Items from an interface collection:
——————

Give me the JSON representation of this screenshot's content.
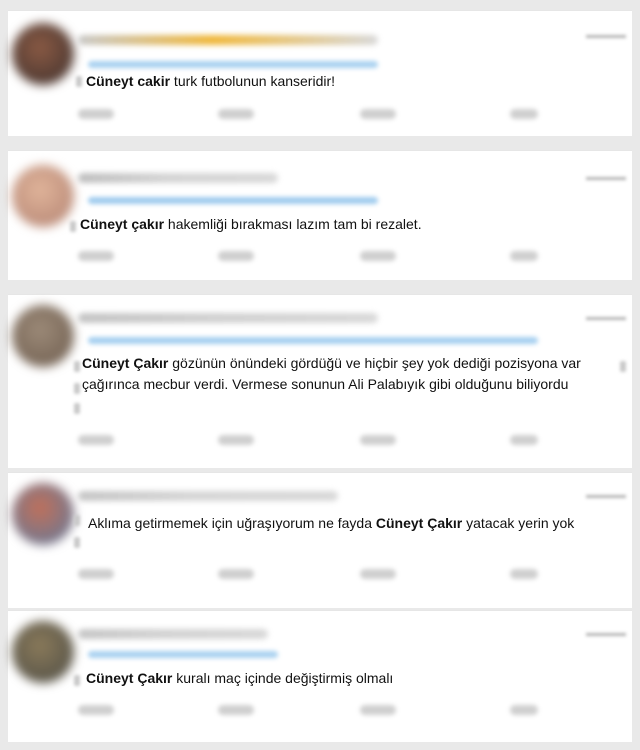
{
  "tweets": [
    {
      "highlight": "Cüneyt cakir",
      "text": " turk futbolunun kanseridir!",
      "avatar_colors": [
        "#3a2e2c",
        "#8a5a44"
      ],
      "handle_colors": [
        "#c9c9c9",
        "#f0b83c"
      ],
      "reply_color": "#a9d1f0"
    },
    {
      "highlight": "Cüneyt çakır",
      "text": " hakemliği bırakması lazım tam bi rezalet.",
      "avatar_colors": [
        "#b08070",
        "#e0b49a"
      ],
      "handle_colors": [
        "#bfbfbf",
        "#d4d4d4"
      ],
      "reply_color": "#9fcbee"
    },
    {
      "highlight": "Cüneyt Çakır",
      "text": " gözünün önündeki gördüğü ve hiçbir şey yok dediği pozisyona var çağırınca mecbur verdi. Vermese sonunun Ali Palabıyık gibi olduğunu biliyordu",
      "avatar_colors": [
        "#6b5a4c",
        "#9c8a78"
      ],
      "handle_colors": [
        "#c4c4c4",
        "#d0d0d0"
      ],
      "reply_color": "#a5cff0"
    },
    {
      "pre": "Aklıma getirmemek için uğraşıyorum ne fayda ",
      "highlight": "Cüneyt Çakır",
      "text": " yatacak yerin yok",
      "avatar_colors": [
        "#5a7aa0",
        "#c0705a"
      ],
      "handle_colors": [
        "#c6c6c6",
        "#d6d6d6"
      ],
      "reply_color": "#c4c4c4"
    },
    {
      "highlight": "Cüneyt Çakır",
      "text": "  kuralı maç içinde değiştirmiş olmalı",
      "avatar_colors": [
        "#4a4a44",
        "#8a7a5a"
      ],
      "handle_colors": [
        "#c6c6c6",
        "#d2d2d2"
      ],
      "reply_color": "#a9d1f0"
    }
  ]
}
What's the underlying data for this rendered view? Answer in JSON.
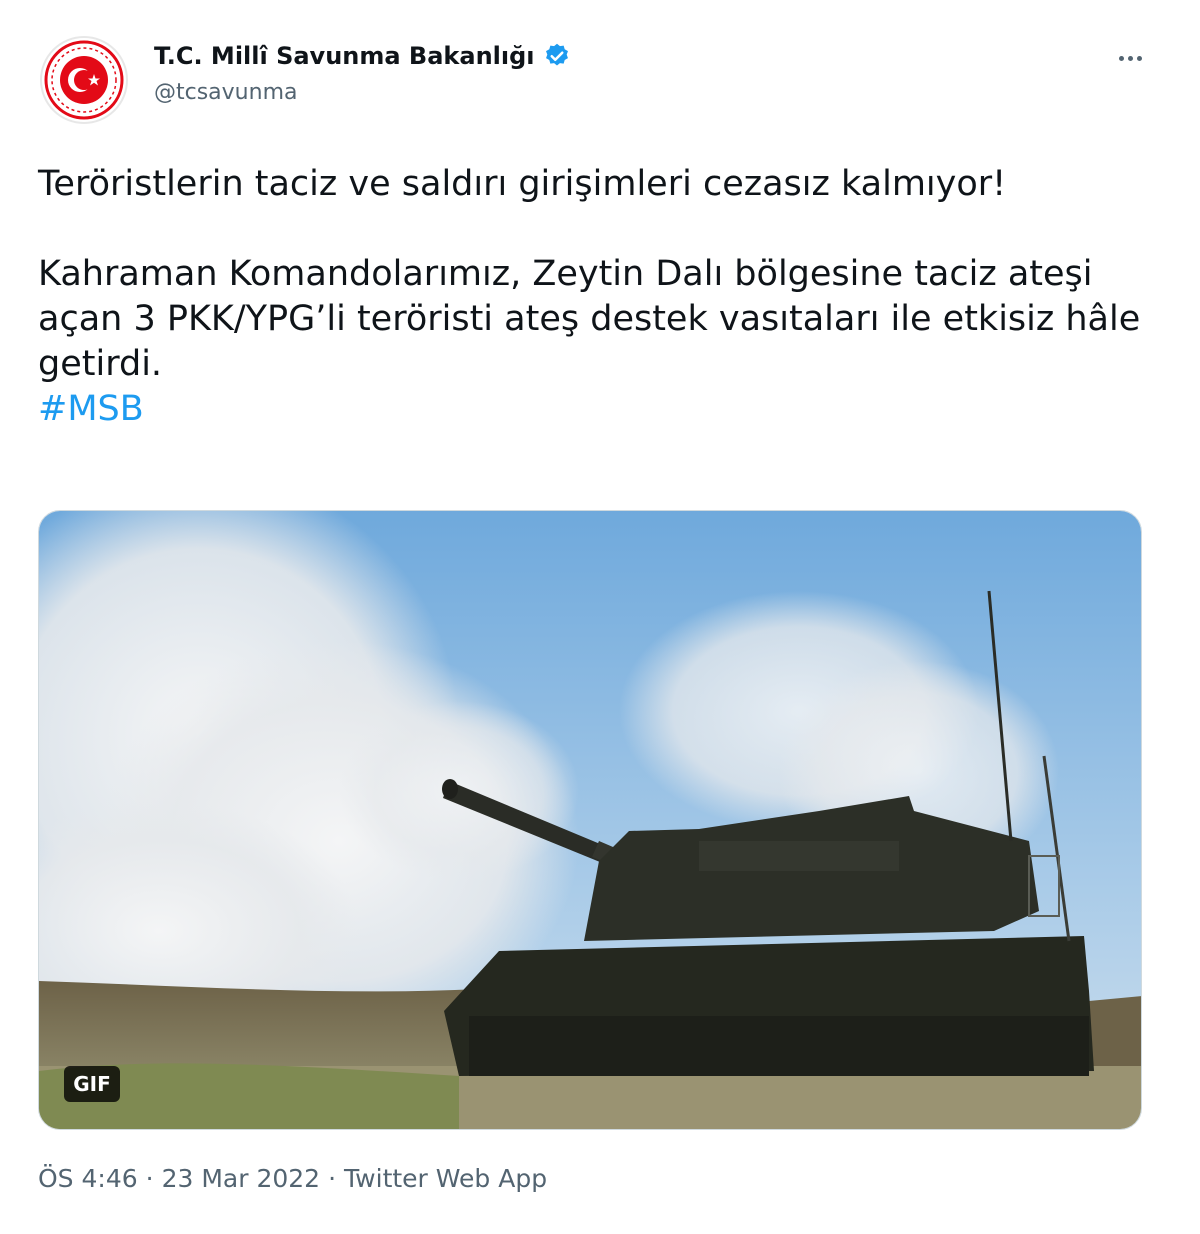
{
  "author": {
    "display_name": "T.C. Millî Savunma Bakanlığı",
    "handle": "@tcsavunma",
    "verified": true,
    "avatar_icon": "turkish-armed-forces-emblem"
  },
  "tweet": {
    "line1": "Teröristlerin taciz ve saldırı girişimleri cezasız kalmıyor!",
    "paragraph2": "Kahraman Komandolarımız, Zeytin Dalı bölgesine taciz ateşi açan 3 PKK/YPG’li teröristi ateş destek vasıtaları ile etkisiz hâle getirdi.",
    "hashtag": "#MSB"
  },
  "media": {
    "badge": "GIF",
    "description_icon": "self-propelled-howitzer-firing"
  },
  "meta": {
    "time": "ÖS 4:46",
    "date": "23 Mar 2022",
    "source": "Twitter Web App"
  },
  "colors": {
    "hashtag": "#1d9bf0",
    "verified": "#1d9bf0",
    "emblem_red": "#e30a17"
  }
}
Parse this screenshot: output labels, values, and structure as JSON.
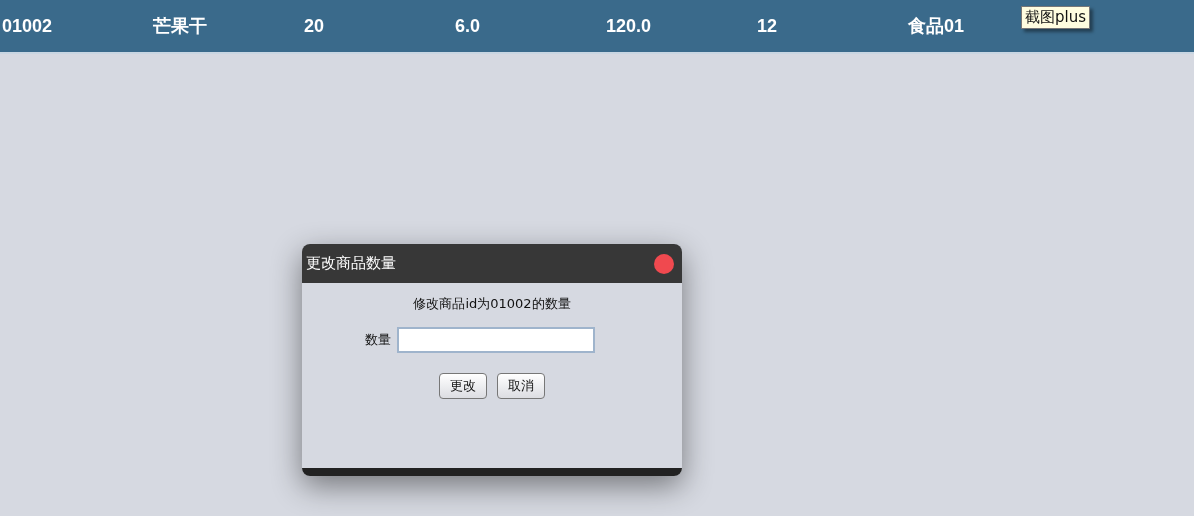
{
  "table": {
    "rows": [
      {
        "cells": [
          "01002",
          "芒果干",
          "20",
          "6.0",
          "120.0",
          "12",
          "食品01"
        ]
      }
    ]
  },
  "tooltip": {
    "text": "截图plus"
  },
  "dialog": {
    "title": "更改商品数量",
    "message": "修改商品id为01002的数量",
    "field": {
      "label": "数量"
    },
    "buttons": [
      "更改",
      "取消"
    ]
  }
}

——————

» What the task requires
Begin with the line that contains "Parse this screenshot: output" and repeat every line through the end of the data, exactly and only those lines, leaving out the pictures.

» Exercise answer
Parse this screenshot: output labels, values, and structure as JSON.
{
  "table": {
    "rows": [
      {
        "cells": [
          "01002",
          "芒果干",
          "20",
          "6.0",
          "120.0",
          "12",
          "食品01"
        ]
      }
    ]
  },
  "tooltip": {
    "text": "截图plus"
  },
  "dialog": {
    "title": "更改商品数量",
    "message": "修改商品id为01002的数量",
    "field": {
      "label": "数量"
    },
    "buttons": [
      "更改",
      "取消"
    ]
  }
}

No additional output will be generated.